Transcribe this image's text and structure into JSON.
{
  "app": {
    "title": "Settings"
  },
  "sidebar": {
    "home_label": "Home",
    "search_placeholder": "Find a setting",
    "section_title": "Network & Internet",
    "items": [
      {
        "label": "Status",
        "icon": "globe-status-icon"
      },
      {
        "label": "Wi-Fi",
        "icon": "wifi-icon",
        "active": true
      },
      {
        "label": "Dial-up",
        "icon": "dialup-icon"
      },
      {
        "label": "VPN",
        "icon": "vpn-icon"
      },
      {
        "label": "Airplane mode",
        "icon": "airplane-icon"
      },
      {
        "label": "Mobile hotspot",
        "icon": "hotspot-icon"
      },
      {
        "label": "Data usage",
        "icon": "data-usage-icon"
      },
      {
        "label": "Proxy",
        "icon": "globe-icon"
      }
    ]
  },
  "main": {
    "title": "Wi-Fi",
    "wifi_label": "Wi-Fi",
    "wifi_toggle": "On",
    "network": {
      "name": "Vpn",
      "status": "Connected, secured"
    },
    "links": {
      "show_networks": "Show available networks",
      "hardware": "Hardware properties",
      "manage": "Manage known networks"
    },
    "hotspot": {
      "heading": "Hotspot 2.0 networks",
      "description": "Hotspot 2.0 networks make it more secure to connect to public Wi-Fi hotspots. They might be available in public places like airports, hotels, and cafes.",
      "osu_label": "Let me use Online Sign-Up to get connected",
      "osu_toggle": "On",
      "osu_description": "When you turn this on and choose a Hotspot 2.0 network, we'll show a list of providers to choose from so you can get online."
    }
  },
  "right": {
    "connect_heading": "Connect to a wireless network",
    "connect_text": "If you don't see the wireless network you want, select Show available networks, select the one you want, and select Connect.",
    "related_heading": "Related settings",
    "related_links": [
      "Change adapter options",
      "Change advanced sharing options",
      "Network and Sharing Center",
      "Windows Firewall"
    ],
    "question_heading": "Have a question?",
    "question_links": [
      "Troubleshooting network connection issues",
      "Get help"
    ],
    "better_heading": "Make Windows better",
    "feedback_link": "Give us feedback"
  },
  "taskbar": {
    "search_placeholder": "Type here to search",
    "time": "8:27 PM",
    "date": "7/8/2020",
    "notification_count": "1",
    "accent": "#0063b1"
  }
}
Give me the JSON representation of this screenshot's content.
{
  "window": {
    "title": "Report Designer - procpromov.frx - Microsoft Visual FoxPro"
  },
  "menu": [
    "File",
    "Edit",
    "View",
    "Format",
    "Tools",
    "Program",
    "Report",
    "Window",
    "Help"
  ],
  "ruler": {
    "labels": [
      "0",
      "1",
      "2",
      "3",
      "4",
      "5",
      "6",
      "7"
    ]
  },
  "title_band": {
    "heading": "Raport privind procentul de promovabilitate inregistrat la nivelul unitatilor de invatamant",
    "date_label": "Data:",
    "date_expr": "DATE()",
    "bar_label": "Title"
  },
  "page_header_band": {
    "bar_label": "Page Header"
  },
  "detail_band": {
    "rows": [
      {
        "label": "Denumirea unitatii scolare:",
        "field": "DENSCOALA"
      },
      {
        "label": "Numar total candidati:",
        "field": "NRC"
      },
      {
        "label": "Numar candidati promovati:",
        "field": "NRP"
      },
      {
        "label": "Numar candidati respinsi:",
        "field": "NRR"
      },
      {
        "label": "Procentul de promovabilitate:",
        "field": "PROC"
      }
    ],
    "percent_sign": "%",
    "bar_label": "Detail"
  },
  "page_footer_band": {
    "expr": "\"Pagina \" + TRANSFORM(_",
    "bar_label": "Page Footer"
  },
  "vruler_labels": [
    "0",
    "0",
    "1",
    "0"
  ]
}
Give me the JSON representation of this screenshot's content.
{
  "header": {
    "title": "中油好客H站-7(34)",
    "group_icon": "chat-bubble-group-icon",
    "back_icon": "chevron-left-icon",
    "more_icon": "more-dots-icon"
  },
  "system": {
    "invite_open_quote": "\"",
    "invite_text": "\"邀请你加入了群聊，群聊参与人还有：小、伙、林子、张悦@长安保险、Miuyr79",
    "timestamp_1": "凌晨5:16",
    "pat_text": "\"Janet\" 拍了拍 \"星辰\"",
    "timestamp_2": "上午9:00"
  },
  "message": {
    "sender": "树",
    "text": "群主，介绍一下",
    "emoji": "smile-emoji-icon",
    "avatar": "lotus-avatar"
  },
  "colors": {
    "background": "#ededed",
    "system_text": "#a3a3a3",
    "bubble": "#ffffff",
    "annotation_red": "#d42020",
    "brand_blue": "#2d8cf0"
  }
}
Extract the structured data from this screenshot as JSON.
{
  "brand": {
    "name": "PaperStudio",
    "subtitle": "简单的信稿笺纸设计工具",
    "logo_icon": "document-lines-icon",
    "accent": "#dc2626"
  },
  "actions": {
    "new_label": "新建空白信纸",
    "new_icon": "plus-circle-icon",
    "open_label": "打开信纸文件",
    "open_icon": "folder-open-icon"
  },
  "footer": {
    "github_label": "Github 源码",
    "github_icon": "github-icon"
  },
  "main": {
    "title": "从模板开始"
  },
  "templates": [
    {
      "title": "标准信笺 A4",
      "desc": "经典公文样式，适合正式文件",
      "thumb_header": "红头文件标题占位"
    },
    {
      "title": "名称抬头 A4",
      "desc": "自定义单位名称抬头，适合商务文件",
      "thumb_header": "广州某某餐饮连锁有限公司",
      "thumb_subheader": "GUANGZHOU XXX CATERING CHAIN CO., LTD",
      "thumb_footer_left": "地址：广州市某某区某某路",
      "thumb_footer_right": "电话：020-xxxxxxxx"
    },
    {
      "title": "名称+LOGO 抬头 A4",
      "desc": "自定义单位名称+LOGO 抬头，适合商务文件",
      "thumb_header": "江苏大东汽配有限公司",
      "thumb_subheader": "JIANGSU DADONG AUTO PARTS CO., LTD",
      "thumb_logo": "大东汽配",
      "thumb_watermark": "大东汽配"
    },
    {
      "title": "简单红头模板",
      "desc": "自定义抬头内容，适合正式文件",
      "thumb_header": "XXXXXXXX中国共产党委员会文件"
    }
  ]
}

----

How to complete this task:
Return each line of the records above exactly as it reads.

Response:
Transcribe this image's text and structure into JSON.
{
  "app": {
    "title": "Settings"
  },
  "sidebar": {
    "home_label": "Home",
    "search_placeholder": "Find a setting",
    "section_title": "Network & Internet",
    "items": [
      {
        "label": "Status",
        "icon": "globe-status-icon"
      },
      {
        "label": "Wi-Fi",
        "icon": "wifi-icon",
        "active": true
      },
      {
        "label": "Dial-up",
        "icon": "dialup-icon"
      },
      {
        "label": "VPN",
        "icon": "vpn-icon"
      },
      {
        "label": "Airplane mode",
        "icon": "airplane-icon"
      },
      {
        "label": "Mobile hotspot",
        "icon": "hotspot-icon"
      },
      {
        "label": "Data usage",
        "icon": "data-usage-icon"
      },
      {
        "label": "Proxy",
        "icon": "globe-icon"
      }
    ]
  },
  "main": {
    "title": "Wi-Fi",
    "wifi_label": "Wi-Fi",
    "wifi_toggle": "On",
    "network": {
      "name": "Vpn",
      "status": "Connected, secured"
    },
    "links": {
      "show_networks": "Show available networks",
      "hardware": "Hardware properties",
      "manage": "Manage known networks"
    },
    "hotspot": {
      "heading": "Hotspot 2.0 networks",
      "description": "Hotspot 2.0 networks make it more secure to connect to public Wi-Fi hotspots. They might be available in public places like airports, hotels, and cafes.",
      "osu_label": "Let me use Online Sign-Up to get connected",
      "osu_toggle": "On",
      "osu_description": "When you turn this on and choose a Hotspot 2.0 network, we'll show a list of providers to choose from so you can get online."
    }
  },
  "right": {
    "connect_heading": "Connect to a wireless network",
    "connect_text": "If you don't see the wireless network you want, select Show available networks, select the one you want, and select Connect.",
    "related_heading": "Related settings",
    "related_links": [
      "Change adapter options",
      "Change advanced sharing options",
      "Network and Sharing Center",
      "Windows Firewall"
    ],
    "question_heading": "Have a question?",
    "question_links": [
      "Troubleshooting network connection issues",
      "Get help"
    ],
    "better_heading": "Make Windows better",
    "feedback_link": "Give us feedback"
  },
  "taskbar": {
    "search_placeholder": "Type here to search",
    "time": "8:27 PM",
    "date": "7/8/2020",
    "notification_count": "1",
    "accent": "#0063b1"
  }
}
Give me the JSON representation of this screenshot's content.
{
  "window": {
    "title": "Report Designer - procpromov.frx - Microsoft Visual FoxPro"
  },
  "menu": [
    "File",
    "Edit",
    "View",
    "Format",
    "Tools",
    "Program",
    "Report",
    "Window",
    "Help"
  ],
  "ruler": {
    "labels": [
      "0",
      "1",
      "2",
      "3",
      "4",
      "5",
      "6",
      "7"
    ]
  },
  "title_band": {
    "heading": "Raport privind procentul de promovabilitate inregistrat la nivelul unitatilor de invatamant",
    "date_label": "Data:",
    "date_expr": "DATE()",
    "bar_label": "Title"
  },
  "page_header_band": {
    "bar_label": "Page Header"
  },
  "detail_band": {
    "rows": [
      {
        "label": "Denumirea unitatii scolare:",
        "field": "DENSCOALA"
      },
      {
        "label": "Numar total candidati:",
        "field": "NRC"
      },
      {
        "label": "Numar candidati promovati:",
        "field": "NRP"
      },
      {
        "label": "Numar candidati respinsi:",
        "field": "NRR"
      },
      {
        "label": "Procentul de promovabilitate:",
        "field": "PROC"
      }
    ],
    "percent_sign": "%",
    "bar_label": "Detail"
  },
  "page_footer_band": {
    "expr": "\"Pagina \" + TRANSFORM(_",
    "bar_label": "Page Footer"
  },
  "vruler_labels": [
    "0",
    "0",
    "1",
    "0"
  ]
}
Give me the JSON representation of this screenshot's content.
{
  "header": {
    "title": "中油好客H站-7(34)",
    "group_icon": "chat-bubble-group-icon",
    "back_icon": "chevron-left-icon",
    "more_icon": "more-dots-icon"
  },
  "system": {
    "invite_open_quote": "\"",
    "invite_text": "\"邀请你加入了群聊，群聊参与人还有：小、伙、林子、张悦@长安保险、Miuyr79",
    "timestamp_1": "凌晨5:16",
    "pat_text": "\"Janet\" 拍了拍 \"星辰\"",
    "timestamp_2": "上午9:00"
  },
  "message": {
    "sender": "树",
    "text": "群主，介绍一下",
    "emoji": "smile-emoji-icon",
    "avatar": "lotus-avatar"
  },
  "colors": {
    "background": "#ededed",
    "system_text": "#a3a3a3",
    "bubble": "#ffffff",
    "annotation_red": "#d42020",
    "brand_blue": "#2d8cf0"
  }
}
Extract the structured data from this screenshot as JSON.
{
  "brand": {
    "name": "PaperStudio",
    "subtitle": "简单的信稿笺纸设计工具",
    "logo_icon": "document-lines-icon",
    "accent": "#dc2626"
  },
  "actions": {
    "new_label": "新建空白信纸",
    "new_icon": "plus-circle-icon",
    "open_label": "打开信纸文件",
    "open_icon": "folder-open-icon"
  },
  "footer": {
    "github_label": "Github 源码",
    "github_icon": "github-icon"
  },
  "main": {
    "title": "从模板开始"
  },
  "templates": [
    {
      "title": "标准信笺 A4",
      "desc": "经典公文样式，适合正式文件",
      "thumb_header": "红头文件标题占位"
    },
    {
      "title": "名称抬头 A4",
      "desc": "自定义单位名称抬头，适合商务文件",
      "thumb_header": "广州某某餐饮连锁有限公司",
      "thumb_subheader": "GUANGZHOU XXX CATERING CHAIN CO., LTD",
      "thumb_footer_left": "地址：广州市某某区某某路",
      "thumb_footer_right": "电话：020-xxxxxxxx"
    },
    {
      "title": "名称+LOGO 抬头 A4",
      "desc": "自定义单位名称+LOGO 抬头，适合商务文件",
      "thumb_header": "江苏大东汽配有限公司",
      "thumb_subheader": "JIANGSU DADONG AUTO PARTS CO., LTD",
      "thumb_logo": "大东汽配",
      "thumb_watermark": "大东汽配"
    },
    {
      "title": "简单红头模板",
      "desc": "自定义抬头内容，适合正式文件",
      "thumb_header": "XXXXXXXX中国共产党委员会文件"
    }
  ]
}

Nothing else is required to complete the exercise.